→ **Material supplied**:
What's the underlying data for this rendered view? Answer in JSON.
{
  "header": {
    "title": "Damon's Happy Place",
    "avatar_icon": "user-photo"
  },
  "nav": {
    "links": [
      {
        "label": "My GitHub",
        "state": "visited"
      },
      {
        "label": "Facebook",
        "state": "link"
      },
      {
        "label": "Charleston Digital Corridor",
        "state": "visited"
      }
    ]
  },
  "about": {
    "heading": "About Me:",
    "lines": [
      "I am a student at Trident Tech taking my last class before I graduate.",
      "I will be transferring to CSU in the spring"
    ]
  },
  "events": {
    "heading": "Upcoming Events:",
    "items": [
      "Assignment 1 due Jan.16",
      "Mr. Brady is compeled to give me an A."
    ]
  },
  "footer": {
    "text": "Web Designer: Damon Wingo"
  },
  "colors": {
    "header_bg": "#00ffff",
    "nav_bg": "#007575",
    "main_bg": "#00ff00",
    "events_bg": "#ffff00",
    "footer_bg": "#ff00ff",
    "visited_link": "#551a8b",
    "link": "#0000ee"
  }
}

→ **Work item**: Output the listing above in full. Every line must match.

→ **Output**:
What's the underlying data for this rendered view? Answer in JSON.
{
  "header": {
    "title": "Damon's Happy Place",
    "avatar_icon": "user-photo"
  },
  "nav": {
    "links": [
      {
        "label": "My GitHub",
        "state": "visited"
      },
      {
        "label": "Facebook",
        "state": "link"
      },
      {
        "label": "Charleston Digital Corridor",
        "state": "visited"
      }
    ]
  },
  "about": {
    "heading": "About Me:",
    "lines": [
      "I am a student at Trident Tech taking my last class before I graduate.",
      "I will be transferring to CSU in the spring"
    ]
  },
  "events": {
    "heading": "Upcoming Events:",
    "items": [
      "Assignment 1 due Jan.16",
      "Mr. Brady is compeled to give me an A."
    ]
  },
  "footer": {
    "text": "Web Designer: Damon Wingo"
  },
  "colors": {
    "header_bg": "#00ffff",
    "nav_bg": "#007575",
    "main_bg": "#00ff00",
    "events_bg": "#ffff00",
    "footer_bg": "#ff00ff",
    "visited_link": "#551a8b",
    "link": "#0000ee"
  }
}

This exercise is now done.